Yesterday, I said:

I'll start by having groups try to describe the characteristics of each type of cube (for example, the cubes with 3 faces covered are in the corners). Depending on how well that goes, I might challenge them with with an nxnxn cube, or give them another problem to work on.

Well it didn't turn out how I had hoped (understatement 🙂 ). Students had difficulty putting into words a description of which cubes would have 0 faces covered, 1 face covered, 2, etc. Since this was required to go further, I didn't see any alternative to directly teaching this and giving them sample descriptions.

After I did that I asked them to use those descriptions to determine the number of cubes of each category for a 4x4x4 cube--yes we did this yesterday, but I was hoping they could use these descriptions rather than brute-forcing the solutions. Well that was very optimistic of me! Not only did they have lots of difficulty, but they were disengaging; I think probably because they had had enough of this problem. (I didn't even get to trying to generalize--**way** too optimistic!)

So I switched to another problem:

On a table there are 1001 pennies lined up in a row. I then come along and replace every second coin with a nickel. After this, I replace every third coin with a dime. Finally, I replace every fourth coin with a quarter. After all this, how much money is on the table?

As with yesterday, initially there was a lot of standing around with blank faces. But within 5 minutes everyone was at least looking at a whiteboard, and greater than 50% were actively engaged with their groups.

Here's one of the most advanced group's work:

Four things stand out from my two classes:

- Each class had at least one group that was really struggling, but refused -- multiple times -- to try approaches that other groups were using. Even when I said, "I guarantee you'll have more success if you try those approaches."
- Each class had a few keen students who wanted to work on paper, then put a final answer on the whiteboard. I tried to handle this by telling them the whiteboard was for their thinking, not final answers and that it would allow other groups to see what they were doing and get ideas. At least one student refused to do her work on the whiteboard.
- There was a lot of problem with mental math and assessing validity of results. For example, a few times I pointed out that an absolute upper bound on the amount would correspond to 1000 quarters. Students instinctively said, "25000 dollars?". Even when I prompted them to reconsider, they still insisted it was a reasonable answer. Others also had difficulty determining the dollar amount using a calculator.
- I mentioned a few times that it would be helpful to look for patterns that repeat. Most groups didn't know how to deal with that, or gave up when they couldn't see a pattern after 10 coins.

**Conclusions**

- I think 80 minutes is too long to be working on one problem. A majority of students were disengaging around the 60 minute mark, presumably due to frustration.
- Given the apparent lack of mental math ability and general lack of problem solving skills, I'll have to directly teach some strategies relevant to the problems being solved more than I had initially anticipated.
- Student engagement is actually much higher than I had expected after only 2 days. I think I can increase engagement by giving easier problems that result in more success and thus less frustration.
- Having students work on vertical surfaces is great for allowing them to see what other groups are doing, and for me to immediately get a feel for what's happening in the class

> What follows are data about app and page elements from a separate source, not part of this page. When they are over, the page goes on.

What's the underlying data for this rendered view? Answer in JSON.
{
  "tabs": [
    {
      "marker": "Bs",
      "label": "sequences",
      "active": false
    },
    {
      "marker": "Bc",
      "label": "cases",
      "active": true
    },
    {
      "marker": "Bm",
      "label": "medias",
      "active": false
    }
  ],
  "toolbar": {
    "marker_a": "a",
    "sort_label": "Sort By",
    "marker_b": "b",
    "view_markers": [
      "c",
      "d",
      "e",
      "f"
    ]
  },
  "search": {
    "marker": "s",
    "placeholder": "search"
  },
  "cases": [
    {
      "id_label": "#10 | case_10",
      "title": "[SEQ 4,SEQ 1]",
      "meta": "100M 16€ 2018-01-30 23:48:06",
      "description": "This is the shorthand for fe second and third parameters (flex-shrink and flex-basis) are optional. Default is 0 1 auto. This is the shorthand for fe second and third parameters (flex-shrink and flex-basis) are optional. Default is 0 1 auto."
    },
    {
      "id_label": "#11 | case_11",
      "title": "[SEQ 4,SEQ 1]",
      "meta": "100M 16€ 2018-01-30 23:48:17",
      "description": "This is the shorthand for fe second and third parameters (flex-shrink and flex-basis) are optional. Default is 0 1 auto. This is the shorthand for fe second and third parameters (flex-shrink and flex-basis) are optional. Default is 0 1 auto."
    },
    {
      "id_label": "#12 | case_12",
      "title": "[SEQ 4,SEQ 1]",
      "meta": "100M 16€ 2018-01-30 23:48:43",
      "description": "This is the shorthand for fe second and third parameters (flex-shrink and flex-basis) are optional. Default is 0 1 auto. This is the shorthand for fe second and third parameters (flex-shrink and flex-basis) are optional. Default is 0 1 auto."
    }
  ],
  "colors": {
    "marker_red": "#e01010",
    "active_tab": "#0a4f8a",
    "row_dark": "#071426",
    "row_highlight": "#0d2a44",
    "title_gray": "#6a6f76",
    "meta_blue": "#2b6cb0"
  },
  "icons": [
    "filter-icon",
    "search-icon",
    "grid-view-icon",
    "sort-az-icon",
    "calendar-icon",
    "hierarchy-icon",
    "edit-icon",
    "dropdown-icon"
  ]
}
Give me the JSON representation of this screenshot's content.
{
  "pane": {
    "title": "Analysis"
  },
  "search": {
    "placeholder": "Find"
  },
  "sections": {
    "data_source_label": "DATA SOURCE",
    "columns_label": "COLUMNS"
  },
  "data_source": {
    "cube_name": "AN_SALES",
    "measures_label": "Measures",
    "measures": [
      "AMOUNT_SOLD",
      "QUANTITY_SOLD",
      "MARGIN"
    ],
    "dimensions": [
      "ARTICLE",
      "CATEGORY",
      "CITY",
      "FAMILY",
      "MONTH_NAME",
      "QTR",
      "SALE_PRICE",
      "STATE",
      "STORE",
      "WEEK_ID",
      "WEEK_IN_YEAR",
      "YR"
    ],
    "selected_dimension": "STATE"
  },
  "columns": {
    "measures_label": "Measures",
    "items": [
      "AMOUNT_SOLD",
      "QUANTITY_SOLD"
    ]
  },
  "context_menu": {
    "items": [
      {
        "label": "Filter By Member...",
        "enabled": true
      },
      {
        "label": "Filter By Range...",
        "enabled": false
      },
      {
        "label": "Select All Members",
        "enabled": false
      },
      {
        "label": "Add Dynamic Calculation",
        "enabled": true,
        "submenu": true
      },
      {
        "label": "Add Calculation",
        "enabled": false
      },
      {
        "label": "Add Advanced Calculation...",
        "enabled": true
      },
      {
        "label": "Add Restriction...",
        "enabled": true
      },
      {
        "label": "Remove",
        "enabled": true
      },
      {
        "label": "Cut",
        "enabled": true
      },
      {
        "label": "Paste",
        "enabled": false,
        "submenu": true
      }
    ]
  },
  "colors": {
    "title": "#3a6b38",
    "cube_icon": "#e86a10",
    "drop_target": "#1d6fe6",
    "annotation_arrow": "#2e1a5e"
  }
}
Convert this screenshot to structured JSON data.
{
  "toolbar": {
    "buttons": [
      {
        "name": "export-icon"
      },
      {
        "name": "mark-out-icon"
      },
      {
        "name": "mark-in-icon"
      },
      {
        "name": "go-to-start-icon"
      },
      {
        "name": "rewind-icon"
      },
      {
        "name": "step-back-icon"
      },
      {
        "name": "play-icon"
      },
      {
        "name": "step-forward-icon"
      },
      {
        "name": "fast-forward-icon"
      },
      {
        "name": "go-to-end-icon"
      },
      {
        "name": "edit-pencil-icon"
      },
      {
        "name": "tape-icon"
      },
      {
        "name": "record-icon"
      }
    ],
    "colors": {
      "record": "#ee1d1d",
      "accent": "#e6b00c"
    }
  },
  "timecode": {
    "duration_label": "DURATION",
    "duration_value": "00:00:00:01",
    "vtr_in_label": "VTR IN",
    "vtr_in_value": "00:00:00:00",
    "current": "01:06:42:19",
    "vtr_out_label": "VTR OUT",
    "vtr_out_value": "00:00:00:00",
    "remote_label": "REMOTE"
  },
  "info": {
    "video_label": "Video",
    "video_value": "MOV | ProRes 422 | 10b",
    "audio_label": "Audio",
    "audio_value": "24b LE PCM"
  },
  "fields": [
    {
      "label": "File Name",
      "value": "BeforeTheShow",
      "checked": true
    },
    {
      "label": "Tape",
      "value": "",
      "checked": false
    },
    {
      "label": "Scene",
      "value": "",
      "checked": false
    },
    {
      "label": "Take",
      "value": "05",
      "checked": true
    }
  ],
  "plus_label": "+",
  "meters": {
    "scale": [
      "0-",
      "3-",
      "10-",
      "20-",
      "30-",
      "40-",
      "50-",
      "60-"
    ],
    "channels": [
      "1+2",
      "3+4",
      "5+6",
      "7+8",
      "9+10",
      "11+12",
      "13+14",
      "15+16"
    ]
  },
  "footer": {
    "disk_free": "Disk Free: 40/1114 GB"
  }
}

I'm also wondering if that question is too hard. I'm surprised you didn't encounter students just trying to google the answer!

Are you starting the semester off with these types of questions to get the students thinking about and enjoying math? I'm really wishing I didn't start off with buying/leasing a car!

Are you eventually going to use the apprenticeship and workplace text or just give the students notes?

Initially I thought it would be easy, but then I quickly realized it was not! However with sufficient prompting from me, there was engagement for the majority of the block. My prompting consisted of things like:

- "Just try writing out a list of coins and see what happens when you do the replacements."

- "Try the approach that other group is using."

- "It looks like the majority of groups are on the right track."

Then later on,

- "Joey, tell us what you've noticed." (He had noticed there was a repeating pattern.)

- "So the question for all groups to consider is, Can you find a pattern that repeats?"

A number of groups were successful in finding the repeating pattern, but got stumped at that point.

As far as googling the answer, it may have happened, but whenever students said they had an answer, I always asked them to show their reasoning on the board. Interestingly, the first result on google shows an incorrect answer :-).

I'm starting off the semester with these questions for the reasons I described in my "Creating a Culture of Thinking" post. At this point, I'm quite happy with engagement, and being able to see class understanding/difficulties at a glance. More about that in my next post later today :-).

Next week I'll start with actual 30-3 content, but I'm going to use "upside down lessons" as described in my Creating a Culture of Thinking post. I'll be using the MathWorks 12 workbook as a source for the problems, and as a reference I can point students to for things like definitions or extra practice.